From here, follow the ridge all the way up to 1052m which curves slightly to your left as you go up. It is a gradual increase.
If it’s still in place, you will be reminded that the hills are not always safe. There was a small memorial near the summit of Beinn a’ Chaorainn for someone that died in Feb 2018 (Jim Stalker). While I had perfect weather conditions, if you can’t see where you are going or the weather turns bad, always be prepared.
Summit 4 – which way now?
OK, so you’ve done 4, legs are getting a little tired. Time is ticking on to get back to the bike. Three options.
- Head south from the summit, without the need for a path, head to the bike in the most direct route possible.
- Head north from the summit, don’t drop quite as far as fast as the south route.
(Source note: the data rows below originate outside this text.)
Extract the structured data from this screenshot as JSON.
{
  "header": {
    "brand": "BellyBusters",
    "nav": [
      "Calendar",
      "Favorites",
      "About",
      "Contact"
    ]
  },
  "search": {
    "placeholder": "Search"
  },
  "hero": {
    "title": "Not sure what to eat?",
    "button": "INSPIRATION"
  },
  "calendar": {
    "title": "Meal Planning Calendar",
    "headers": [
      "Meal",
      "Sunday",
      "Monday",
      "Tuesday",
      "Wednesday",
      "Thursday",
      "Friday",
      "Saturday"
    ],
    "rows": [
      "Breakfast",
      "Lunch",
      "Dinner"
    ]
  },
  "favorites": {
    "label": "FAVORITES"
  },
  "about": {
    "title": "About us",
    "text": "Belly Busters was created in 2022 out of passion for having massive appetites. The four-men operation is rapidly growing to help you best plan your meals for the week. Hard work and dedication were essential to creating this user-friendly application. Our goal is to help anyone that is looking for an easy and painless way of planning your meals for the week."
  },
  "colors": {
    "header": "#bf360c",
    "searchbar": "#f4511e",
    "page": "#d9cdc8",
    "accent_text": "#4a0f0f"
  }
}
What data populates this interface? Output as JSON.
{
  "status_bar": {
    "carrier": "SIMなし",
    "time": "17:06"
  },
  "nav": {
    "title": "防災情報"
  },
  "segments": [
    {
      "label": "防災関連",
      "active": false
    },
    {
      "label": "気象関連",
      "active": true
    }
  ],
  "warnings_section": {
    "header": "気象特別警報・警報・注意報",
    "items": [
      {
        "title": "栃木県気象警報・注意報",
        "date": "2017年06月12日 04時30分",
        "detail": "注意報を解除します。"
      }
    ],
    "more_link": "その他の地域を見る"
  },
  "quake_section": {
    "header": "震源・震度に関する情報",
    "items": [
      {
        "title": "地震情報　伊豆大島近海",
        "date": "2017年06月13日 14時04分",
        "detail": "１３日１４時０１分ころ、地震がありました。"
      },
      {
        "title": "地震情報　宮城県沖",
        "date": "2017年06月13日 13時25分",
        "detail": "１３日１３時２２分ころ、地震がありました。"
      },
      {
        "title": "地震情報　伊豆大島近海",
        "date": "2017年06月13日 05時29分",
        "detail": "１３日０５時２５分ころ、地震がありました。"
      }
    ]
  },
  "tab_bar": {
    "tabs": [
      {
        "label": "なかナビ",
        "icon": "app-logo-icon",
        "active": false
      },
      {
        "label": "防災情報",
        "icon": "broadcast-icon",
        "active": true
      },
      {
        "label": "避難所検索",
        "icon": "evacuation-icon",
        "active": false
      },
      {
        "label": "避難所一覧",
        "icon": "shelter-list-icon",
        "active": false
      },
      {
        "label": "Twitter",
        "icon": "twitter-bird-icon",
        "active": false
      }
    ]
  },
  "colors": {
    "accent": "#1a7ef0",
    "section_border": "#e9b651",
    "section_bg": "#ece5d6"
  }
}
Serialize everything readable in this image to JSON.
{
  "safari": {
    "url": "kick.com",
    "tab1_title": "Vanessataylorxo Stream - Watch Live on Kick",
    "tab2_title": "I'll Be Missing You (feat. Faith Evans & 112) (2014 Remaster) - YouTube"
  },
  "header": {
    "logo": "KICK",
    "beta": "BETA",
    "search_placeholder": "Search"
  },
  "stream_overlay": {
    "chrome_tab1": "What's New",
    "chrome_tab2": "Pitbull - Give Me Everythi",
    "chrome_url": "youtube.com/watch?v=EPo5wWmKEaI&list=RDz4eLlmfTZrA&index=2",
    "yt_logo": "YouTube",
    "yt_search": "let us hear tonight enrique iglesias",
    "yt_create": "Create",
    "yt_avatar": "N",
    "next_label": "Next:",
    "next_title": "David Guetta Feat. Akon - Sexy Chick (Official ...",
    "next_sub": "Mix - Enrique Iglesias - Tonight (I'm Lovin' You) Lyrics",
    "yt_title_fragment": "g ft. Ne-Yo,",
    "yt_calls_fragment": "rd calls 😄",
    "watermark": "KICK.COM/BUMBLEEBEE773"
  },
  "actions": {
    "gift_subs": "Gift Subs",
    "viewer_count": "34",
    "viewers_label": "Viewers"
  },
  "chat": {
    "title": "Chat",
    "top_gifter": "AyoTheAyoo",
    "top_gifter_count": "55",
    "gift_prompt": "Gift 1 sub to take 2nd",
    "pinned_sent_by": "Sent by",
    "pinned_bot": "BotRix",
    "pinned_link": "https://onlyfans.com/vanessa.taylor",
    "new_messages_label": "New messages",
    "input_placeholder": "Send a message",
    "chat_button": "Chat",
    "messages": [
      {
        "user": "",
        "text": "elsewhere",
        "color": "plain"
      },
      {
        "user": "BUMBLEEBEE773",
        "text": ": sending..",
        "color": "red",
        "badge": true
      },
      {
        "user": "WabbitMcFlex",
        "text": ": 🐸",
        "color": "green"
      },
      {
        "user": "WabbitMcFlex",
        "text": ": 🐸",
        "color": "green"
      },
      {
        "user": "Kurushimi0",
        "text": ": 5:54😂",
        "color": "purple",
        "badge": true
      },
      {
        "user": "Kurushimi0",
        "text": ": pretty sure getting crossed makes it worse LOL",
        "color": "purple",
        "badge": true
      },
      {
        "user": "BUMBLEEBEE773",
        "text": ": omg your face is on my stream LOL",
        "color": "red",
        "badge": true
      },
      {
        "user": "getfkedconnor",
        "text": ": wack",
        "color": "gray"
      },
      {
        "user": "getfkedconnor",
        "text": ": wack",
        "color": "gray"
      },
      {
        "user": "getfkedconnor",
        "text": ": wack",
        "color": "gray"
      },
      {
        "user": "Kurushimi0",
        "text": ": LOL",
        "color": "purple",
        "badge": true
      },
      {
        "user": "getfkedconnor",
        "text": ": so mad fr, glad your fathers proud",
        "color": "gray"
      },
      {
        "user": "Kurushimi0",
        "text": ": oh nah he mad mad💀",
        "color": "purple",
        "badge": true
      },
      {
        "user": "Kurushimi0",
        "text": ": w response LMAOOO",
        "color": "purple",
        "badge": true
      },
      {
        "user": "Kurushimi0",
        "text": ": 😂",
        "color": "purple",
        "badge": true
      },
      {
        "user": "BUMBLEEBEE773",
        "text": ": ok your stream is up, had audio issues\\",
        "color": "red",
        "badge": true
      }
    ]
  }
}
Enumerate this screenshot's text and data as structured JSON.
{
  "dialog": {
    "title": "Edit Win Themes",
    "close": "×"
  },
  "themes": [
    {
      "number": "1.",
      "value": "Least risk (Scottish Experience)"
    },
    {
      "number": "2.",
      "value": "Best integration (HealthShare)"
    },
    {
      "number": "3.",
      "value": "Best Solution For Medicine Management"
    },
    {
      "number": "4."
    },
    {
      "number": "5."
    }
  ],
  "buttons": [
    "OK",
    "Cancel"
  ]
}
Save the knees and Beinn Teallach.
- Head north from the summit, don’t drop quite as far as fast as the south route. Save the knees and decide you’ve had enough for the day. Take the gradual path back to the bike.
I chose the last option. the thought of dropping 700m quickly wasn’t really what my knees were after, and I was also still tempted to do the last summit. In the end after I reached the decision point about doing the last one or not, I had a seat and a snack, checked the time and energy levels were not enough to make it enjoyable. So I headed down between the two munros along the route marked as a path on the map – but it’s a bit of a stretch to call it that.
Keep following the stream and you’ll be fine, sometimes you’ll be on a visible path, other times you are just stomping through the heather and long grass.
You’ll be glad to reach your bike, I’m sure. Other than get on your bike and enjoy the pretty much smooth section back along with some great freewheeling sections. That’s it ☀👍🗻